Thus Peru, in 2018, became the Fly Tipping World Champions, and have held the title ever since. Not many people know that...
My trip into Lima is uneventful. With a population of 10 million it’s hard for me to get my head around the size of this city. I spend two hours lane-splitting and battling my way through to my destination, a B&B in the affluent suburb of Miraflores near the city centre. It’s a charming old single-story building, set amongst the newer high-rise apartments. A survivor from a bygone era, as is its lovely hostess. It reminds me of the hotel in the movie starring Judy Dench and set in India, called ‘Best Exotic Marigold Hotel’. Lots of old-fashioned charm with a good layer of patina.
I shared my breakfast table with my English-speaking hostess, and she was bemoaning the fact that climate change meant Lima was constantly in cloud these days and seldom saw blue skies. I didn’t have the heart to tell her that three hours either side of the massive Peruvian capital the skies were bright blue, and that the cloud she thought she was living under was in fact a thick brown blanket of smog.
I spend the next few days on the Pan American, heading north, not far from, but never quite seeing the ocean. It’s mostly desert here and there’s not a lot of traffic, mostly large trucks. Now and again I see another motorcycle traveller, occasionally a foreigner on a small local bike laden down with gear, and now and then a North American rider. They’re easier to see, usually traveling in convoy on their BMWs, spotlights ablaze. It’s nice to get a wave from a fellow sufferer.
It’s a long way between towns with any decent accommodation. I stay in Trujillo and enjoy the best spag bol I’ve ever tasted at a great Italian restaurant.
The town square (Plaza de Arms) is busy in the evening.
But as always, venture far from the centre and it’s back to the depressing reality.
The Pan American reminds me of some roads in Outback Australia, with vast distances between roadhouses. Australian outback roadhouses are something to look forward to and almost compulsory stops for a break from the road.
Pan American roadhouses don’t quite have the same Outback charm...
At last we reach the coast at Mancora and I stay in a resort not far from the ocean. It’s winter and I’m the only guest. But it’s blue skies and 29 degrees and they have cold beer and a pool. It’s $40 per night including breakfast. What’s not to like?

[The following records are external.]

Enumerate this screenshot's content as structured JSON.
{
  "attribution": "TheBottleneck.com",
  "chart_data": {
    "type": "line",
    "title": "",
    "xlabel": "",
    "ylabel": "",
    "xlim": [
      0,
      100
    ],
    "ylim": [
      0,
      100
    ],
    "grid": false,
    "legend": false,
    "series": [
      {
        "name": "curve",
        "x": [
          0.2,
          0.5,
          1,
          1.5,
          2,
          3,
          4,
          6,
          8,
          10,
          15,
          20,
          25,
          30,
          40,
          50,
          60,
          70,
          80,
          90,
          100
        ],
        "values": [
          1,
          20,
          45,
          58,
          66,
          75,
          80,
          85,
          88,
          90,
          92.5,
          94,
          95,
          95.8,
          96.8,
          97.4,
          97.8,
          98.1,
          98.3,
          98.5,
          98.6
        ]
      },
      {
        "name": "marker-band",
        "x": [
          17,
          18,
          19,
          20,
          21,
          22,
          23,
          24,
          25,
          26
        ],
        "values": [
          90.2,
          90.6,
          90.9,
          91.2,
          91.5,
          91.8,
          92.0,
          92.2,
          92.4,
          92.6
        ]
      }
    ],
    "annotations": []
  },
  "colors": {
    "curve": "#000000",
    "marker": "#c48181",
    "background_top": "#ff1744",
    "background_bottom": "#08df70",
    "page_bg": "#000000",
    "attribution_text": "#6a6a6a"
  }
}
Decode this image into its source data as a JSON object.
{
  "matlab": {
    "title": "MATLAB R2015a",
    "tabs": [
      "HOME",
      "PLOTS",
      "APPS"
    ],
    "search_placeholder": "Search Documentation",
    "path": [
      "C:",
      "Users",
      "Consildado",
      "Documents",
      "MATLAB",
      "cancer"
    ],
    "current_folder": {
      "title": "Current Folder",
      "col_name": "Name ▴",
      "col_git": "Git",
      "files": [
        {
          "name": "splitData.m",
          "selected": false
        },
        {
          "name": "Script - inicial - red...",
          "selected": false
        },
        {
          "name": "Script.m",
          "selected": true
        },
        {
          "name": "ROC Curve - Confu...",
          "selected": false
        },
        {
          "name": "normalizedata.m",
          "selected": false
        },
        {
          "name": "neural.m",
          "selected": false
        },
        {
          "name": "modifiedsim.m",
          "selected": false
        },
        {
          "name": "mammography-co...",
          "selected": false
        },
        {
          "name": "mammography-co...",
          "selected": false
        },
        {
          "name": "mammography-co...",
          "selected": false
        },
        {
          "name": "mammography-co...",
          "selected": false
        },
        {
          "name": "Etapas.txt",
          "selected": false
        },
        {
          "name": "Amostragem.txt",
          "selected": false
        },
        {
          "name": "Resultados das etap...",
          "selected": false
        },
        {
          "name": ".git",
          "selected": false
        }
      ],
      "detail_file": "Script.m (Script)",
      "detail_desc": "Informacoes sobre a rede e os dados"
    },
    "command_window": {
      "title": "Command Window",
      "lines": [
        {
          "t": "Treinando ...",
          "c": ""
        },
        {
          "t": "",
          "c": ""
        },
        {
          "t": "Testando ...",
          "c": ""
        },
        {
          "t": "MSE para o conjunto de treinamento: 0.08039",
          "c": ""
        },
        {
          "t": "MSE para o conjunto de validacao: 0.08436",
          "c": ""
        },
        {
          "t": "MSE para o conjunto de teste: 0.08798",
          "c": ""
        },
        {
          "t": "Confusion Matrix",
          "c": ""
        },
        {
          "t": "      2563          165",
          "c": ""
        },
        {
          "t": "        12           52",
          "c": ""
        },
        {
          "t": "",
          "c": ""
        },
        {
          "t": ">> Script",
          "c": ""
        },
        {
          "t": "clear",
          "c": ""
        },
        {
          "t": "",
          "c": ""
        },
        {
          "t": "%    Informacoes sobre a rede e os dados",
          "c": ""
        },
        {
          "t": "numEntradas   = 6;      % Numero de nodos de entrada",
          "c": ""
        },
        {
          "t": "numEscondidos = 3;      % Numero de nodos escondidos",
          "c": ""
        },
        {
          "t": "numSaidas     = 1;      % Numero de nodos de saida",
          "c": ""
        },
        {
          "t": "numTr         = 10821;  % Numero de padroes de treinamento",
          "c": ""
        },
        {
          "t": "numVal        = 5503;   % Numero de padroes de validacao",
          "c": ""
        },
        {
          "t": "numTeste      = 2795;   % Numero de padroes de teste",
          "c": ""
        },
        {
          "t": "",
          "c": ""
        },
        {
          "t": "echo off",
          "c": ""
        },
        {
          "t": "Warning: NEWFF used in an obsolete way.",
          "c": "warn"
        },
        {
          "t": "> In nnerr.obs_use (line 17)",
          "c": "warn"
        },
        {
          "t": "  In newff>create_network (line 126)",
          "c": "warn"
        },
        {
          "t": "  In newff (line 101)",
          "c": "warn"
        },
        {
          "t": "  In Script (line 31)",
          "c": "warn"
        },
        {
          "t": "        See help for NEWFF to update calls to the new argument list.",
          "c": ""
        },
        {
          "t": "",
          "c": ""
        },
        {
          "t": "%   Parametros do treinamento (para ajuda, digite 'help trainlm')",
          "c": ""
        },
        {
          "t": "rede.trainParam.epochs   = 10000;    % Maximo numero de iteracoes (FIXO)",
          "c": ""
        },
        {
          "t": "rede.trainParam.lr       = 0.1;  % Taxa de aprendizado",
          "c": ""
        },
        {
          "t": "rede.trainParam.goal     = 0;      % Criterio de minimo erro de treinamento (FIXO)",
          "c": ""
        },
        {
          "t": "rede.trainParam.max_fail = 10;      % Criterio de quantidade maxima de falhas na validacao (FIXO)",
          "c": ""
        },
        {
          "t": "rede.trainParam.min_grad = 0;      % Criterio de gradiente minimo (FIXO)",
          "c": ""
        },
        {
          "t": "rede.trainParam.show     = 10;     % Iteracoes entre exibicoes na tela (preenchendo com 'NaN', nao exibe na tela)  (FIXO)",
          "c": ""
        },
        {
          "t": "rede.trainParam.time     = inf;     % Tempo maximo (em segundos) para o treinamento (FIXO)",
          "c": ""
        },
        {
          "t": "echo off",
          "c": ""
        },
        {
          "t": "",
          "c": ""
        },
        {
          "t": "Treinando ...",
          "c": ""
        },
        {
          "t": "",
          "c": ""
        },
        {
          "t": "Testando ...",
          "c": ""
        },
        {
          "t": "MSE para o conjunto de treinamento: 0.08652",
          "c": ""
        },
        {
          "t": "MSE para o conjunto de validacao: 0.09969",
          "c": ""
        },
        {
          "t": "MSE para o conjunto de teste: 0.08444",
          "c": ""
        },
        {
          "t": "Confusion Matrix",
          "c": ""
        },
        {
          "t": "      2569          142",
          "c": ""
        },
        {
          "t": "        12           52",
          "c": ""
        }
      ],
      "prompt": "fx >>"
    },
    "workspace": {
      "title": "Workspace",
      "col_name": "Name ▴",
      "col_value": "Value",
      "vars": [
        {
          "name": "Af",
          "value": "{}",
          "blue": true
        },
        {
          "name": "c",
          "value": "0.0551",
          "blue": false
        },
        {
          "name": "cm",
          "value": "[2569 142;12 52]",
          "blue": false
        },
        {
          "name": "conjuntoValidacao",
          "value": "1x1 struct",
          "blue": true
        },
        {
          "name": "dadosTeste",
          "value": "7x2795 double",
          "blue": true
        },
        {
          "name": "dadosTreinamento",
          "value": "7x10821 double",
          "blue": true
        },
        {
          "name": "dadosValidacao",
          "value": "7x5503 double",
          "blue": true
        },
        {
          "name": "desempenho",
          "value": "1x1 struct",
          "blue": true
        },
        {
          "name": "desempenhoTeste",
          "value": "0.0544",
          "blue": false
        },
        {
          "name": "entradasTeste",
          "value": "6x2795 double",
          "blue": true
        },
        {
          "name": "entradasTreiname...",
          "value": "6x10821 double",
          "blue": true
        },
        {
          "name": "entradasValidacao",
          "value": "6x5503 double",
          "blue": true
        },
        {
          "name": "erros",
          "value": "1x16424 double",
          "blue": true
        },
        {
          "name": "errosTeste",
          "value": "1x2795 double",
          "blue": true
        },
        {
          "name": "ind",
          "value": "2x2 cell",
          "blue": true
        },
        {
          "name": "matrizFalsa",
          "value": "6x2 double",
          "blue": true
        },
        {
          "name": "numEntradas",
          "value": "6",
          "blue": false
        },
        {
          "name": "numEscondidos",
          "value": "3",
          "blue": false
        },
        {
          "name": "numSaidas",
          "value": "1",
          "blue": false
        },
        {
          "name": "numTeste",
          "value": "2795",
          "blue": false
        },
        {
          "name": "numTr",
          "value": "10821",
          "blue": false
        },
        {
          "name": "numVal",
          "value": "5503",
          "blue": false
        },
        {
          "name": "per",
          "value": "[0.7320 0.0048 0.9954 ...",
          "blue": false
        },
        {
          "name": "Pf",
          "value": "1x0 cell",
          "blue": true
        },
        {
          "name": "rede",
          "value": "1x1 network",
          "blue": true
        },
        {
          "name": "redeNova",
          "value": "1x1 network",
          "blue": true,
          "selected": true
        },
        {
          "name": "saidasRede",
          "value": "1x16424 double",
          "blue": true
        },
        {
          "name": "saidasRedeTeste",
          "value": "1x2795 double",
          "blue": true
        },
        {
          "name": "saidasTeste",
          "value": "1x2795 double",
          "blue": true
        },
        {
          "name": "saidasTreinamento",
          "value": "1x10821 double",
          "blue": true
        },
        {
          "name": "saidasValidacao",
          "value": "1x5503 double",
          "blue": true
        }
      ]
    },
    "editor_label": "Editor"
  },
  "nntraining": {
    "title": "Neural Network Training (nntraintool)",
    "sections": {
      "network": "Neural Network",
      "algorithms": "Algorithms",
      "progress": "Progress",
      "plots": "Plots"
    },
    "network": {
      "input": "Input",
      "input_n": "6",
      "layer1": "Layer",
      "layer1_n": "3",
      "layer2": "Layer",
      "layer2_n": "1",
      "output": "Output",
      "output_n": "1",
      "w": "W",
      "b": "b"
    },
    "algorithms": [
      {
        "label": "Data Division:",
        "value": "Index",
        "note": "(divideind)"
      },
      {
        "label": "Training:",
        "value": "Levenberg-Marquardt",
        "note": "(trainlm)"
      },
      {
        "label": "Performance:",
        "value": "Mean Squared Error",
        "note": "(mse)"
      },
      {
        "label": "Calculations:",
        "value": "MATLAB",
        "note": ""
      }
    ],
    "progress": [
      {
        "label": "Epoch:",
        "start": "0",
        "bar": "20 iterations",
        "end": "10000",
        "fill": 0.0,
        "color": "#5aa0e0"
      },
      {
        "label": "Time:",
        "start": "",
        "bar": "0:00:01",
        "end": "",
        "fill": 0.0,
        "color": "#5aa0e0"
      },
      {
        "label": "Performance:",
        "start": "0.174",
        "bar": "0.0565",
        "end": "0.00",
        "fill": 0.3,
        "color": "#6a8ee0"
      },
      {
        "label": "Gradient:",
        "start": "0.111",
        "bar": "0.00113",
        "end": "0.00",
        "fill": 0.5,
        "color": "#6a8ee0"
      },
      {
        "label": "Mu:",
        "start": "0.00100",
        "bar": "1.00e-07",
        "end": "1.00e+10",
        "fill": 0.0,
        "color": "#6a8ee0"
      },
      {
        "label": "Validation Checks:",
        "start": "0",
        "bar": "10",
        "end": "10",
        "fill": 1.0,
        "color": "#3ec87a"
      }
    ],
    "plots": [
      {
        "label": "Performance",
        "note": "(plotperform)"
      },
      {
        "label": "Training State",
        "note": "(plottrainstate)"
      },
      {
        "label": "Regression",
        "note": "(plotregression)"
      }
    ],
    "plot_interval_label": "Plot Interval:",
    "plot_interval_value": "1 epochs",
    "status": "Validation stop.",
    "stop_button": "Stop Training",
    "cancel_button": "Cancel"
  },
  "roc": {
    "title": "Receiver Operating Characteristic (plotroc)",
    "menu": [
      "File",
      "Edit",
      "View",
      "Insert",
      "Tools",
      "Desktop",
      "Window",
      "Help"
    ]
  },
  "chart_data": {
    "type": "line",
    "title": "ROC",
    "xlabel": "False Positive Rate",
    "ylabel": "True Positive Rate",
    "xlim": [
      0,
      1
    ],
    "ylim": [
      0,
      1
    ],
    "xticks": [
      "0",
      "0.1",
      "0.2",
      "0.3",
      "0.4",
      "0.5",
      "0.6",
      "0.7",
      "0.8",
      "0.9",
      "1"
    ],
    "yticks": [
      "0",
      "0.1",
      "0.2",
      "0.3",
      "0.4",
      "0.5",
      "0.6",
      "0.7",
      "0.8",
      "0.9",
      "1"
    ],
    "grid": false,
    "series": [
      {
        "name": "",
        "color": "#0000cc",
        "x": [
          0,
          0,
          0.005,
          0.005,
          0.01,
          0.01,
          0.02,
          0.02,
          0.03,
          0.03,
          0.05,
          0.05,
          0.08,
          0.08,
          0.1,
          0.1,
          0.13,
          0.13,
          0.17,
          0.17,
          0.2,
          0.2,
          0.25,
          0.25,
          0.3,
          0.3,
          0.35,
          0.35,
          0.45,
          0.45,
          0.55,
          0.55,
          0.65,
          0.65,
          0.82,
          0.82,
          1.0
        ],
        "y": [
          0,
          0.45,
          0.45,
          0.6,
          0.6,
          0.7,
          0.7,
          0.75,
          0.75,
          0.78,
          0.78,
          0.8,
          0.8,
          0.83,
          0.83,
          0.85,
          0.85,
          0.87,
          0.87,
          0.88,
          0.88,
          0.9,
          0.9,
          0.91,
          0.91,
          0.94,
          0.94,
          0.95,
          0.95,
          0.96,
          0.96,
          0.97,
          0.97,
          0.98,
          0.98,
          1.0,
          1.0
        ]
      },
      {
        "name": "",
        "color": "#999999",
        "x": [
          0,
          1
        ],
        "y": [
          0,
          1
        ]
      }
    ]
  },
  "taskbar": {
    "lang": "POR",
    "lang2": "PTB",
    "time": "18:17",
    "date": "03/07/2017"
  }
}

In the morning I carry on up the coast.
Towards noon I reach the border with Ecuador. It’s a rather confusing border crossing with Peruvian immigration now inside Ecuador and customs still in Peru, but eventually all the paperwork is completed and I’m on my way.
So, how was Peru? Well, it’s a bit of a shithole really. On Muzza’s shithole scale, Peru receives an 8 out of 10, the same as Bolivia.